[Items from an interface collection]
○ ○ ○ ○

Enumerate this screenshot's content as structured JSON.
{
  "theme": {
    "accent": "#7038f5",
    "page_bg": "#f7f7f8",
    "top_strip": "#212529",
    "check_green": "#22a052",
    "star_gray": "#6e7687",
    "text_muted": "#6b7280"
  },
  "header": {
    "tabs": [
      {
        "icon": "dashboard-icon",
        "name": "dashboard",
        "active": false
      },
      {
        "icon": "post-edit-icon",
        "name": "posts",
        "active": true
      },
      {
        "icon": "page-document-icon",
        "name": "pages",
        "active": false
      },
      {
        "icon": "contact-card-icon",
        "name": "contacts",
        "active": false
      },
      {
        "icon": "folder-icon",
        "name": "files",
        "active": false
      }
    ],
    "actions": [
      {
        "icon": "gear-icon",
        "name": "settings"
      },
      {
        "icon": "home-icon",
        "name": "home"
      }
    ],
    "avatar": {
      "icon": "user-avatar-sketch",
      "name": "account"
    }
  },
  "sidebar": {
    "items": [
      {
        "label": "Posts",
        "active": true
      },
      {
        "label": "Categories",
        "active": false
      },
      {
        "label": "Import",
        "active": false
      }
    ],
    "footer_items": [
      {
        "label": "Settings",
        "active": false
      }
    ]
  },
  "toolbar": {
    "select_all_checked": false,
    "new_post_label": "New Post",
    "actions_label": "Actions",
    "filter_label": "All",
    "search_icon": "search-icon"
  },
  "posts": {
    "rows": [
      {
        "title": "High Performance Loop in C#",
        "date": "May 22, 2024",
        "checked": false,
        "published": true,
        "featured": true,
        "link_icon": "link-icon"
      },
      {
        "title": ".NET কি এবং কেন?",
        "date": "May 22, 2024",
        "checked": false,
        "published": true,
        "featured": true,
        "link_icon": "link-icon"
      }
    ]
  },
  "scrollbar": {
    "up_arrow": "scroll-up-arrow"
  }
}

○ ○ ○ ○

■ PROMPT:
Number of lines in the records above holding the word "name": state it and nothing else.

■ ANSWER BELOW:
8